Police also clashed with protesters in the cities of Khulna, Rajshahi, Barisal and Sylhet. In the northern town of Palashbari security forces fired non-lethal shots at hundreds of protesters blocking a road, officials said.

The BNP called for Sunday’s blockade to force Prime Minister Sheikh Hasina to restore a system of holding parliamentary elections under a non-party caretaker administration, instead of it being supervised by the party in power.

The BNP and allies including Jamaat-e-Islami, the country’s largest Islamic party, want the caretaker system to be re-instated to guard against what they say would be an attempt by Hasina’s party to rig the election results.

Hasina government over-ruled the caretaker provision in a constitutional amendment last year.

The two women, both in their mid-60s and who have served two terms each as the country’s leader, are likely to face each other again in the next election due by end of 2013.




Corruption Still Seen to Be Widespread Problem

By Jack Phillips

Communist North Korea, lawless Somalia, and war-torn Afghanistan are regarded as the most corrupt countries in the world says a new report on perceptions of corruption. Countries like Greece and Egypt are also seen to have crippling problems, according to the latest findings from Transparency International.

The new rankings did not offer much surprise, except that several countries that went through the “Arab Spring” unrest were listed as perceived to be more corrupt than they were a year prior. Egypt, the site of numerous protests and riots that toppled longtime President Hosni Mubarak and currently are directed at President Mohamed Morsi, slipped lower in the rankings from 112th to 118th.

Transparency International’s corruption ranking is based on how corrupt its public sector is perceived to be and is not a quantitative assessment of the incidents of corruption occurring in each country. Nonetheless, the report underscores that corruption remains a persistent and widespread problem across the world.

“Corruption destroys lives and communities, and undermines countries and institutions. It generates popular anger that threatens to further destabilize societies and exacerbate violent conflicts,” reads a release from Transparency International.

“Corruption translates into human suffering, with poor families being extorted for bribes to see doctors or to get access to clean drinking water,” says the release.

Around two-thirds of the 176 ranked countries scored 50 or less out of 100.
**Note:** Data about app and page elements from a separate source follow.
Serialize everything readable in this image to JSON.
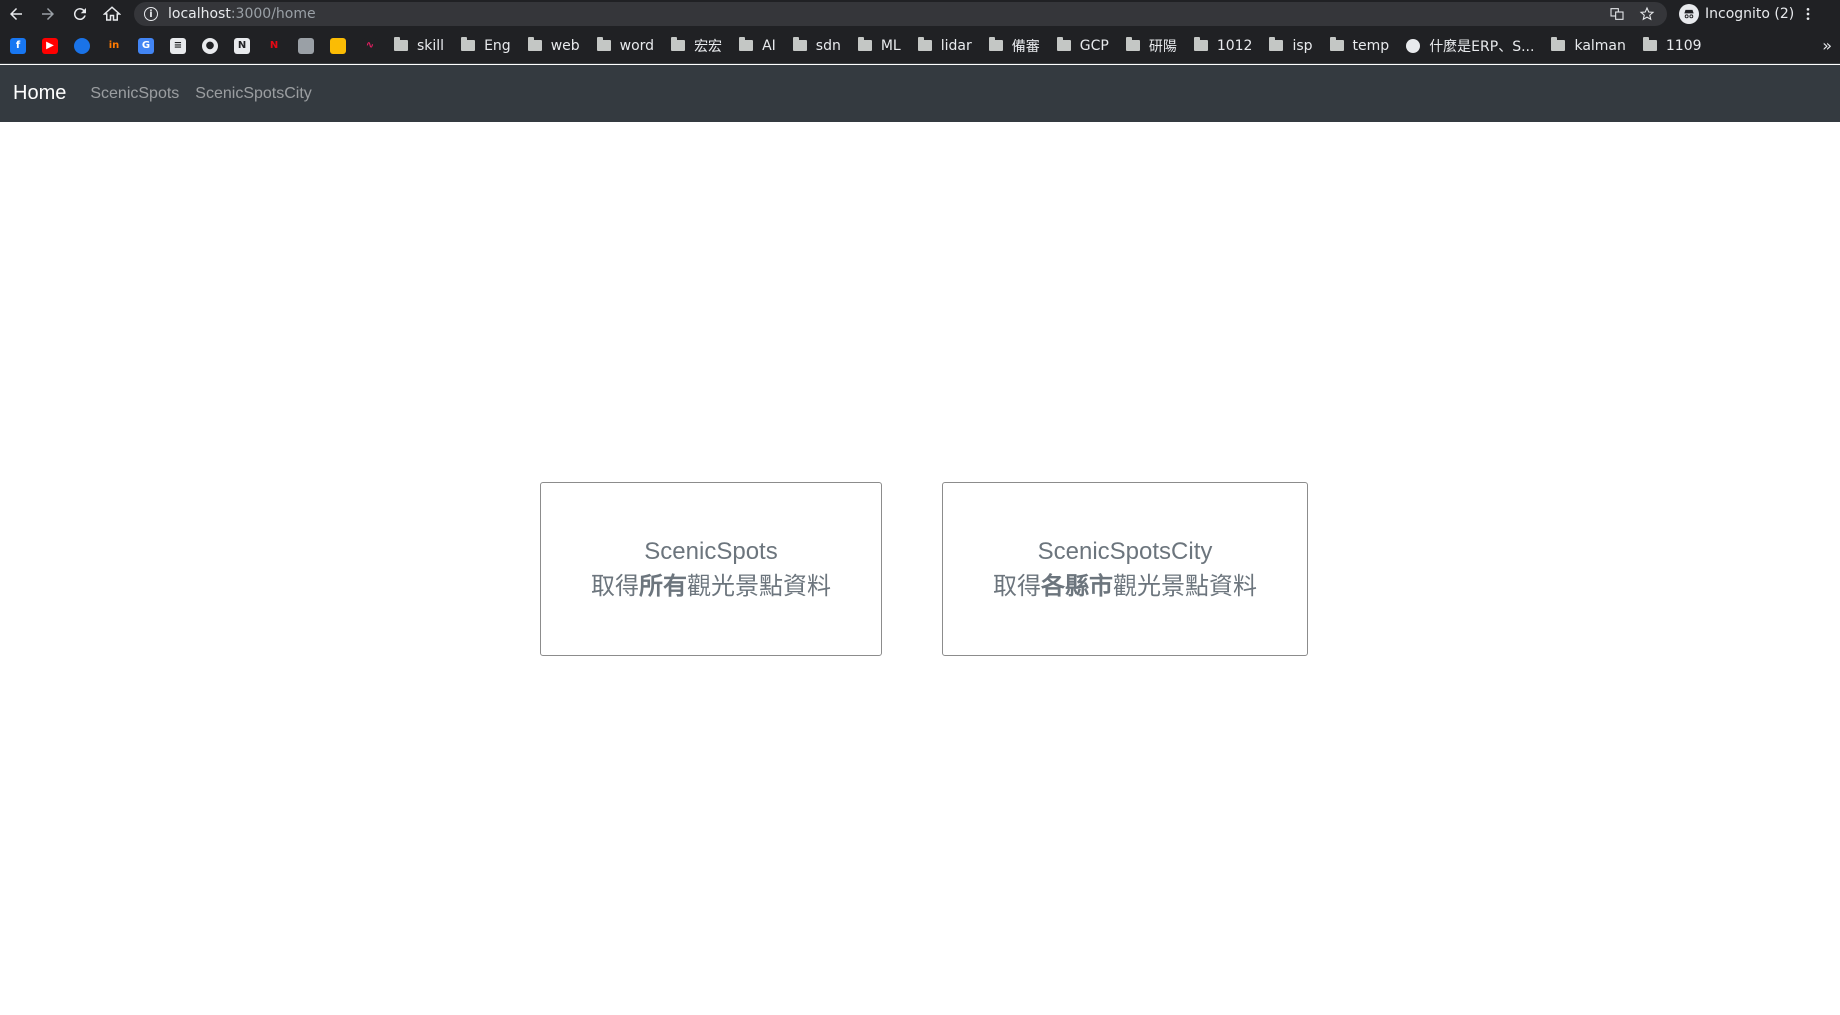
{
  "browser": {
    "url_host": "localhost",
    "url_path": ":3000/home",
    "profile_label": "Incognito (2)",
    "bookmarks": [
      {
        "label": "skill"
      },
      {
        "label": "Eng"
      },
      {
        "label": "web"
      },
      {
        "label": "word"
      },
      {
        "label": "宏宏"
      },
      {
        "label": "AI"
      },
      {
        "label": "sdn"
      },
      {
        "label": "ML"
      },
      {
        "label": "lidar"
      },
      {
        "label": "備審"
      },
      {
        "label": "GCP"
      },
      {
        "label": "研陽"
      },
      {
        "label": "1012"
      },
      {
        "label": "isp"
      },
      {
        "label": "temp"
      }
    ],
    "bookmark_link": "什麼是ERP、S...",
    "bookmarks_tail": [
      {
        "label": "kalman"
      },
      {
        "label": "1109"
      }
    ],
    "overflow_label": "»"
  },
  "navbar": {
    "brand": "Home",
    "links": [
      "ScenicSpots",
      "ScenicSpotsCity"
    ]
  },
  "cards": [
    {
      "title": "ScenicSpots",
      "prefix": "取得",
      "emphasis": "所有",
      "suffix": "觀光景點資料"
    },
    {
      "title": "ScenicSpotsCity",
      "prefix": "取得",
      "emphasis": "各縣市",
      "suffix": "觀光景點資料"
    }
  ]
}
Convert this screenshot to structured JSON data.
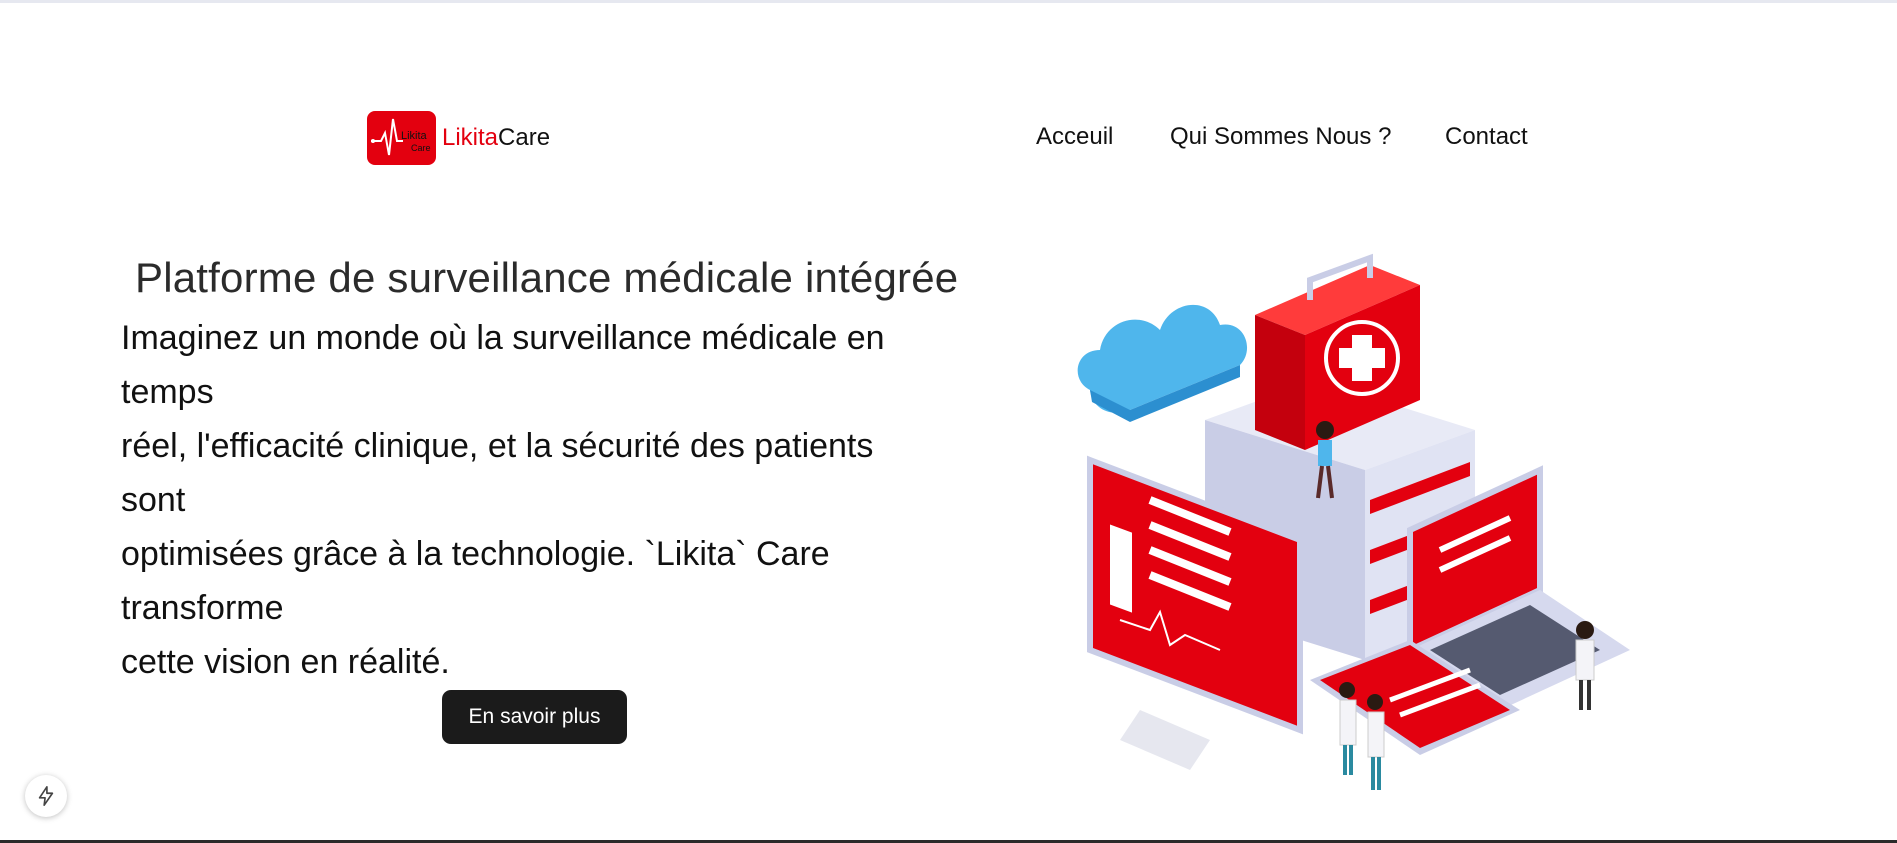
{
  "logo": {
    "badge_top": "Likita",
    "badge_bottom": "Care",
    "name_red": "Likita",
    "name_dark": "Care"
  },
  "nav": {
    "items": [
      "Acceuil",
      "Qui Sommes Nous ?",
      "Contact"
    ]
  },
  "hero": {
    "subtitle": "Platforme de surveillance médicale intégrée",
    "lines": [
      "Imaginez un monde où la surveillance médicale en",
      "temps",
      "réel, l'efficacité clinique, et la sécurité des patients",
      "sont",
      "optimisées grâce à la technologie. `Likita` Care",
      "transforme",
      "cette vision en réalité."
    ],
    "cta": "En savoir plus"
  },
  "colors": {
    "brand_red": "#e3000f",
    "dark": "#1b1b1b",
    "cloud": "#4fb6ec",
    "device_grey": "#c9cde6"
  },
  "icons": {
    "floating": "lightning-icon"
  }
}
“A growing outcry over corrupt governments forced several leaders from office last year, but as the dust has cleared it has become apparent that the levels of bribery, abuse of power, and secret dealings are still very high in many countries,” said Transparency International in a statement.

Countries perceived by their citizens to be least corrupt are Denmark, Finland, and New Zealand, which were tied for first, scoring a 90 on the metric, while Australia, Sweden, Norway, Canada, and Switzerland also ranked high. The United States was ranked 19th, scoring 73.

With a score of 36, Greece ranked last in Europe replacing Bulgaria for last place. Greece has received a number of loans from the European Union and the International Monetary Fund. Italy and Romania also ranked relatively low, scoring 42 and 44 respectively.

In Latin America, Venezuela was ranked last with a score of only 19, while Uruguay and Chile scored 72—the best in the region.

The group said that priorities in combating corruption include better measures on lobbying, political financing, and making public spending and contracting more transparent.